Nothing in the data may change. Copy all of it exactly.

-------- DATA FOR PROCESSING --------

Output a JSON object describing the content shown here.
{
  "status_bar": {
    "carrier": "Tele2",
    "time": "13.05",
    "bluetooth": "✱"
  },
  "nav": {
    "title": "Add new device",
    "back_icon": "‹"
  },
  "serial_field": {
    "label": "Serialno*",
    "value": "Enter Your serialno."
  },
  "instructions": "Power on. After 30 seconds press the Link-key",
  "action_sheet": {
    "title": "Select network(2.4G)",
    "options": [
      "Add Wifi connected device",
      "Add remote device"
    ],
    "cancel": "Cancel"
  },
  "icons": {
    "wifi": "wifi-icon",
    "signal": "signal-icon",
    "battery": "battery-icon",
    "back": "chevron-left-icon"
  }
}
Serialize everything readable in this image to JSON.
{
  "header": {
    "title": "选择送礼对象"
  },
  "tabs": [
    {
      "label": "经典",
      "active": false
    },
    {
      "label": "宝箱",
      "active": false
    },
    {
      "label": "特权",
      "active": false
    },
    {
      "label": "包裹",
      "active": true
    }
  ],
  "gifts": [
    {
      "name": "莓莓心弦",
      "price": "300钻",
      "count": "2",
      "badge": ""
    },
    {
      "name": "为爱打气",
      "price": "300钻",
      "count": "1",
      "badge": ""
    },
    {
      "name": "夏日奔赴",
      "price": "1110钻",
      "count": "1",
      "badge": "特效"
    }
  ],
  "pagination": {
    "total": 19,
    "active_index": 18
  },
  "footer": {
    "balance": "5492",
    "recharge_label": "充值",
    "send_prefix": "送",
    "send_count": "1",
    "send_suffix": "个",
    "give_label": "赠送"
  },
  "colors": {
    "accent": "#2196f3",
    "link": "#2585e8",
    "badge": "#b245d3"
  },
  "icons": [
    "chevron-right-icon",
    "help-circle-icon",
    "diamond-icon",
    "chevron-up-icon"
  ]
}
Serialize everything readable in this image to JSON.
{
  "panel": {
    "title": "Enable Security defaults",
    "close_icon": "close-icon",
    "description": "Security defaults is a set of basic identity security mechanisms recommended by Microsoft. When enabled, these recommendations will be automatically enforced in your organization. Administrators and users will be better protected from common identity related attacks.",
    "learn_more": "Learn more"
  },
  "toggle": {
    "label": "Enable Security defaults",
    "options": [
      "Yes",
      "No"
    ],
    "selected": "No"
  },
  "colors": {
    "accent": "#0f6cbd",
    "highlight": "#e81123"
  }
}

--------

▶ RESULT OF THE EXERCISE
Output a JSON object describing the content shown here.
{
  "status_bar": {
    "carrier": "Tele2",
    "time": "13.05",
    "bluetooth": "✱"
  },
  "nav": {
    "title": "Add new device",
    "back_icon": "‹"
  },
  "serial_field": {
    "label": "Serialno*",
    "value": "Enter Your serialno."
  },
  "instructions": "Power on. After 30 seconds press the Link-key",
  "action_sheet": {
    "title": "Select network(2.4G)",
    "options": [
      "Add Wifi connected device",
      "Add remote device"
    ],
    "cancel": "Cancel"
  },
  "icons": {
    "wifi": "wifi-icon",
    "signal": "signal-icon",
    "battery": "battery-icon",
    "back": "chevron-left-icon"
  }
}
Serialize everything readable in this image to JSON.
{
  "header": {
    "title": "选择送礼对象"
  },
  "tabs": [
    {
      "label": "经典",
      "active": false
    },
    {
      "label": "宝箱",
      "active": false
    },
    {
      "label": "特权",
      "active": false
    },
    {
      "label": "包裹",
      "active": true
    }
  ],
  "gifts": [
    {
      "name": "莓莓心弦",
      "price": "300钻",
      "count": "2",
      "badge": ""
    },
    {
      "name": "为爱打气",
      "price": "300钻",
      "count": "1",
      "badge": ""
    },
    {
      "name": "夏日奔赴",
      "price": "1110钻",
      "count": "1",
      "badge": "特效"
    }
  ],
  "pagination": {
    "total": 19,
    "active_index": 18
  },
  "footer": {
    "balance": "5492",
    "recharge_label": "充值",
    "send_prefix": "送",
    "send_count": "1",
    "send_suffix": "个",
    "give_label": "赠送"
  },
  "colors": {
    "accent": "#2196f3",
    "link": "#2585e8",
    "badge": "#b245d3"
  },
  "icons": [
    "chevron-right-icon",
    "help-circle-icon",
    "diamond-icon",
    "chevron-up-icon"
  ]
}
Serialize everything readable in this image to JSON.
{
  "panel": {
    "title": "Enable Security defaults",
    "close_icon": "close-icon",
    "description": "Security defaults is a set of basic identity security mechanisms recommended by Microsoft. When enabled, these recommendations will be automatically enforced in your organization. Administrators and users will be better protected from common identity related attacks.",
    "learn_more": "Learn more"
  },
  "toggle": {
    "label": "Enable Security defaults",
    "options": [
      "Yes",
      "No"
    ],
    "selected": "No"
  },
  "colors": {
    "accent": "#0f6cbd",
    "highlight": "#e81123"
  }
}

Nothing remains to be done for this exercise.